Search This Blog

Thursday, 18 February 2016

I May Not Like What You Say, But I Will Defend Your Right to Say It


The last two days my newsfeed on Facebook has been filled up with news about Manny Pacquiao. First to do with people talking about the fact that he likened homosexual relationships to being worse than animals, then secondly to do with Nike getting rid of his sponsorship. Many of the more violent and hyperbolic reactions that I read about came from celebrities in the Philippines such as Vice Ganda, some came from friends I know and others came from general online comments about how 'Many has always been a homophobe.' 

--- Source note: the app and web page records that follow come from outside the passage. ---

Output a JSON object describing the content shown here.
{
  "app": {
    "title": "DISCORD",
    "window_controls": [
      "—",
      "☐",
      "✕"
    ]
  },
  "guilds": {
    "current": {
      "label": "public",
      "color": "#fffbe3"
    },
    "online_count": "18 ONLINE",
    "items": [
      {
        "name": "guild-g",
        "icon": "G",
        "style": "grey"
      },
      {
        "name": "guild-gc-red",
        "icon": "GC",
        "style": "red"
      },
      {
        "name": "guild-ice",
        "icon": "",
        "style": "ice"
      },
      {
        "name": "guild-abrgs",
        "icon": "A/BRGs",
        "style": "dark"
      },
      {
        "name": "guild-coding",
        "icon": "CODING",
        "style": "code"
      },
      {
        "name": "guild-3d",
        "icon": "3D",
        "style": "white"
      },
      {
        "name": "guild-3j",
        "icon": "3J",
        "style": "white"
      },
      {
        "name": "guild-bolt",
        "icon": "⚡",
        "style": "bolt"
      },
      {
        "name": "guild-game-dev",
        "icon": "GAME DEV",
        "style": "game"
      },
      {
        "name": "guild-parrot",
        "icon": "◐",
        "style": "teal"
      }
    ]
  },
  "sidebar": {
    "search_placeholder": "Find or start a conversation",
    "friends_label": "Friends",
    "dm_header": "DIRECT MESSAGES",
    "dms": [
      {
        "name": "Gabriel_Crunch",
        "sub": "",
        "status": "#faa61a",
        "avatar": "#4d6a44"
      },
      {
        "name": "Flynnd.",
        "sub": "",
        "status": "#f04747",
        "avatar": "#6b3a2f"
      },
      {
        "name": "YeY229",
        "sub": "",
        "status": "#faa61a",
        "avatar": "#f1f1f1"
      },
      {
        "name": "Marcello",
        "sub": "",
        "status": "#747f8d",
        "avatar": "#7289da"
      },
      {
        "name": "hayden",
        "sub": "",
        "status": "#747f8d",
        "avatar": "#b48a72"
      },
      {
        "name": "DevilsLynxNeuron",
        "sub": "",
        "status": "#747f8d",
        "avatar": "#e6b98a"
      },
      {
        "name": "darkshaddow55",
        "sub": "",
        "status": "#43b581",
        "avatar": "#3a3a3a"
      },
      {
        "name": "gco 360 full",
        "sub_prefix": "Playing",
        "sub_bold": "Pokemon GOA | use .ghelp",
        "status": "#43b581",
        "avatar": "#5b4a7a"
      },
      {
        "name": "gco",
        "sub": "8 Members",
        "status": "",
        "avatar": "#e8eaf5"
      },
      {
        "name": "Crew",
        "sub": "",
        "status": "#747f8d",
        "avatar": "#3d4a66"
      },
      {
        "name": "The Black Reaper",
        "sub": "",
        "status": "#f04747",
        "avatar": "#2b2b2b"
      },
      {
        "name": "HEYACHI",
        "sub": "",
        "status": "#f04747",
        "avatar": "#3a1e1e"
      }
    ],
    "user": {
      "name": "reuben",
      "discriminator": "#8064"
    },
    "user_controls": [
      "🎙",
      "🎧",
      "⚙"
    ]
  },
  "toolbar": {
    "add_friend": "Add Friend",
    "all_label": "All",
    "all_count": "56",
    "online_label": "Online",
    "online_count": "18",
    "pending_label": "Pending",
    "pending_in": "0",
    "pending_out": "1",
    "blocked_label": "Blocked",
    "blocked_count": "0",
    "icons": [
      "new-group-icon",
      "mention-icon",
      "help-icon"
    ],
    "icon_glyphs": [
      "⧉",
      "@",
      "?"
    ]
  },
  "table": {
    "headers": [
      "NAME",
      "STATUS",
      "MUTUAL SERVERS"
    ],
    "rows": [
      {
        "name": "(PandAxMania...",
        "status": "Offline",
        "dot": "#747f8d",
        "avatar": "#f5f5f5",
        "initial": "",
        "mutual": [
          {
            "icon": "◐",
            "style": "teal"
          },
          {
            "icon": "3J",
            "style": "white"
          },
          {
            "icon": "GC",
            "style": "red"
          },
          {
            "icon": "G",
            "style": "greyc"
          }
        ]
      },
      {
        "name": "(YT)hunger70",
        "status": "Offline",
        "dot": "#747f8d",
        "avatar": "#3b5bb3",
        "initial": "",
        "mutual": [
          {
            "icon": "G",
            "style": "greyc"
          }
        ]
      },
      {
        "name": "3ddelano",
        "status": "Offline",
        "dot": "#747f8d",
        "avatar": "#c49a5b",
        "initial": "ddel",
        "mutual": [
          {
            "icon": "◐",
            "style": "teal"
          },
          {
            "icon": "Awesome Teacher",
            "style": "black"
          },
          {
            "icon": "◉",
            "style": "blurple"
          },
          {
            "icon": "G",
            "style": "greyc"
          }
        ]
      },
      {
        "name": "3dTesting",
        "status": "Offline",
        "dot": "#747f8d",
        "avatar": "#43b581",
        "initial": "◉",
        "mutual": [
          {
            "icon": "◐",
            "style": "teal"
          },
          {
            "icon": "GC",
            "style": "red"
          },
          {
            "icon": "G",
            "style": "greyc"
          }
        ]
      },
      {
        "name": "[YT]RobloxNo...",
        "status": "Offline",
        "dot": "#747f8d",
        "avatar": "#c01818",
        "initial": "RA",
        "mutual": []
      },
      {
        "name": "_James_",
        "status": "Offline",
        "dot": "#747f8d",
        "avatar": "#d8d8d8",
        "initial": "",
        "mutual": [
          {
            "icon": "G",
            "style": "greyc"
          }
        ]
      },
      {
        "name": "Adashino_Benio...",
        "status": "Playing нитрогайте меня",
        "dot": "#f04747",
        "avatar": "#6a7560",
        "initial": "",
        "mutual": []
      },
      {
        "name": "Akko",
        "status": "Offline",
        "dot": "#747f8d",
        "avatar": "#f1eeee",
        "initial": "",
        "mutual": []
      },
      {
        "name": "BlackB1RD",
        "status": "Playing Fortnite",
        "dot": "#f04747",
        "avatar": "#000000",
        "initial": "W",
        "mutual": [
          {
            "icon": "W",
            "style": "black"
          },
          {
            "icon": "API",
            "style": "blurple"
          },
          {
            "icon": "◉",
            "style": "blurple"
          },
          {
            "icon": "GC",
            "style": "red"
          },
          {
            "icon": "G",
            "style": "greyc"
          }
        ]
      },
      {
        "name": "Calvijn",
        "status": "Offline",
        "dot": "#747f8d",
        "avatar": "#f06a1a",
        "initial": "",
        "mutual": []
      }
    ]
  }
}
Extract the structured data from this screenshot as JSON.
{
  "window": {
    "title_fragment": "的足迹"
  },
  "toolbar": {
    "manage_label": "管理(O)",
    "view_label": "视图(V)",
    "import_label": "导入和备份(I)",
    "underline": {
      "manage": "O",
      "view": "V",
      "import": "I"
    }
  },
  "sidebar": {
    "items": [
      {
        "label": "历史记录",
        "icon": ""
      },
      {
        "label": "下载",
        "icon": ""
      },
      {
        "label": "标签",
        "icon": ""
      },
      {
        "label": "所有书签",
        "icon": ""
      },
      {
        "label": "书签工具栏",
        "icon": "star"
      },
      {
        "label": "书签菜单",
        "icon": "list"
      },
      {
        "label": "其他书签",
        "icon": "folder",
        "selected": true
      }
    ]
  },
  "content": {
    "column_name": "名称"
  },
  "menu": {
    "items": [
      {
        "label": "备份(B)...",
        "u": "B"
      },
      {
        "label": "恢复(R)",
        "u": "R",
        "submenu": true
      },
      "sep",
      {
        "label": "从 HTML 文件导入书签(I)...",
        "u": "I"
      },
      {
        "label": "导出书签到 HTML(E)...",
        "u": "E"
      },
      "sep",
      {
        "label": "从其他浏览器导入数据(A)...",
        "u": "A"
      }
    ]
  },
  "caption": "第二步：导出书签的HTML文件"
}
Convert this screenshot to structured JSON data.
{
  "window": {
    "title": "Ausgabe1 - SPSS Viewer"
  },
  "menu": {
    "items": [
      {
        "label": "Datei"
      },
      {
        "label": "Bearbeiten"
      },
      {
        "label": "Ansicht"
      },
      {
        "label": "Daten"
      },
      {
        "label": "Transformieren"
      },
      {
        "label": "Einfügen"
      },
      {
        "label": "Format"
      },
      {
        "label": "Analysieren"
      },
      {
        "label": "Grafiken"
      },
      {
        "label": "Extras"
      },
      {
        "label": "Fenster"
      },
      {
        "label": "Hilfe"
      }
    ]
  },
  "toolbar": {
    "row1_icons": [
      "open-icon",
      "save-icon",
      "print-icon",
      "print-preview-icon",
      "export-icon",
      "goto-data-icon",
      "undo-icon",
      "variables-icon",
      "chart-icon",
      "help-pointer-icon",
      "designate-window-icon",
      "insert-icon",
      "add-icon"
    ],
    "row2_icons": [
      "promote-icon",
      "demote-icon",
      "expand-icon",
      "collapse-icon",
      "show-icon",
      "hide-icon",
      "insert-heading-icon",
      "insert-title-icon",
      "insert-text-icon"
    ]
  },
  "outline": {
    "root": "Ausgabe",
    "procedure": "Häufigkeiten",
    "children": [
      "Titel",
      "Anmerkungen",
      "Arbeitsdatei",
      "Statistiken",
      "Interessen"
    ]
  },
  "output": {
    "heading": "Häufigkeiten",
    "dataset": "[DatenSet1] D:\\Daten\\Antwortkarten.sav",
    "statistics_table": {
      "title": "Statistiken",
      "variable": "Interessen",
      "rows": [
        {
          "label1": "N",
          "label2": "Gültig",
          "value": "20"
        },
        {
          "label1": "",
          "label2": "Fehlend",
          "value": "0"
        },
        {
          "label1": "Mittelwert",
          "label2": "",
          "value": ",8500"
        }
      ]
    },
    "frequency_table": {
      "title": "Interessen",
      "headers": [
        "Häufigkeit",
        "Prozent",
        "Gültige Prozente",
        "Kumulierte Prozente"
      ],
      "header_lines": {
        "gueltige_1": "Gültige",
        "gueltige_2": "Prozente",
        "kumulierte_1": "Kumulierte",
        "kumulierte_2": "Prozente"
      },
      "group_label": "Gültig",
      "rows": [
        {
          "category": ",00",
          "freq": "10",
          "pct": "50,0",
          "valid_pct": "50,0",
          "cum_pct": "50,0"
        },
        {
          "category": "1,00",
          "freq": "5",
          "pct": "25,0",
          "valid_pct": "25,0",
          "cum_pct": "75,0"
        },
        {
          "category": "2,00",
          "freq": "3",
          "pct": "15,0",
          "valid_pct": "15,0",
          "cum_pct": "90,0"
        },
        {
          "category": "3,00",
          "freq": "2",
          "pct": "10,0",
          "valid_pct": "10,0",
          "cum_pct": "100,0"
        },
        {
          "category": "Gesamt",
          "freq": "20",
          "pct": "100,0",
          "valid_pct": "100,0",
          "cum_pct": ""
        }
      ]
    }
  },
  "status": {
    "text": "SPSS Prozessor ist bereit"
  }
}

Now, if there's one thing I know it is this - Many was not acting wisely when he said what he said. It was clumsy and it was only guaranteed to trigger fireworks. However, the context of the situation is that he was asked for his opinion and he provided it. The backlash against that opinion ultimately in my eyes has proven to be completely ridiculous.

Take for instance the following two articles which are laughable in their sheer media bias and lack of reason: 
-http://www.theguardian.com/sport/blog/2016/feb/18/manny-pacquiaos-anti-gay-rhetoric-permanently-mars-a-hard-won-legacy
-http://www.dailymail.co.uk/sport/boxing/article-3453353/Manny-Pacquiao-one-world-s-idolised-sportsmen-ruined-reputation-lifetime-ill-spoken-words.html

Each suggest that Many Pacquiao has somehow just destroyed his entire legacy by what he said. As if they don't know about his history of rumors to do with being a womaniser and abuser of substances. If you read the articles, one would think he had committed adultery or murder or some such crime. What instead did he do? He made one statement which was his opinion.

I care more about the way in which a person lives their life than about the singular statements they make on a spur of the moment decision.  Some might argue that this shows Many's 'hatred' and 'bigotry' but I challenge you that if you are simply willing to throw stones at him and not consider his point of view then you are the one acting in a bigoted manner. I saw a man who, unswerving, holds to his faith despite what the popular opinion might be. He was not trying to gather favour with people but with God by holding to a Godly standard of sacredness.

Now in the following three videos (each go for about ten minutes and are fascinating viewing if you can find the time) Ravi Zacharias makes some fascinating points about differences of opinion. He challenges people about the type of society we live in and when people argue that it is an autocratic society, wherein we govern ourselves, he challenges them about whether opinions only matter to us when our opinion agrees with someone else. Whether you agree with him or not it's great viewing.

https://www.youtube.com/watch?v=nPYRXop7aPA

https://www.youtube.com/watch?v=I-KbLYC4SP8

https://www.youtube.com/watch?v=51rR4aC9aMg

Now Vice Ganda mockingly released a statement via Twitter asking along the lines of 'who even follows the entire Bible.' This is a common fall-back argument for many people that I have seen again and again. You know the answer? No one. I don't follow the entire Bible whatsoever. Not even a perfect looking church leader like Brian Houston or Billy Graham can. But you know what they do do? Possess a faith and a hope in the salvation of their lord and saviour Jesus Christ. They look to please Him before they please man on any issue of public redress and when God has made such a sacred thing as marriage they believe that humanity cannot mess with it.

So you see this is what I've concluded. You may not like Manny's opinion and expression of it. You might see him as bigoted, hateful or whatever choice phrase you pick. But I will support the right for him to have a decision and I challenge anyone throwing stones as to whether they can say that they are not being as hateful back in return.

I may not agree with your lifestyle. I will likely not support you in following that lifestyle necessarily - I wouldn't give a drug addict drugs; an alcoholic some wine; or a gambler money to spend on the races. But I will accept your human right to be human and make choices. Whether those choices are wrong or not - the choice is yours. As Dr. Ravi points out in the above speeches, it is part of our rights as humans and the beauty of being human is we have freedom of choice. However we do not freely choose the consequences of those choices. You can either choose to criticise and throw stones with the chorus or you can defend a fellow human's right to his opinion even if you disagree.

Not all beliefs, all religion, is equal. Dr Ravi stated that. It's the perfect phrasing of my own belief. Try criticising the Saudi government for their beliefs about gay marriage - in Saudi Arabia! You won't get very far. But that's the beauty of who God is: he unequivocally grants freedom to us to choose to love, to worship or to break the sacred commands he provides. Yet, humanity must ultimately pay the consequences of those freedoms and choices. The question remains - how are you using your freedom and will? Are you choosing to worship your creator or your own selfish desires? I believe that despite however clumsily Manny said it that he has made a conscious choice to look to his Lord first and that is truly the kind of admirable, excellent spirit that I am chasing after this year.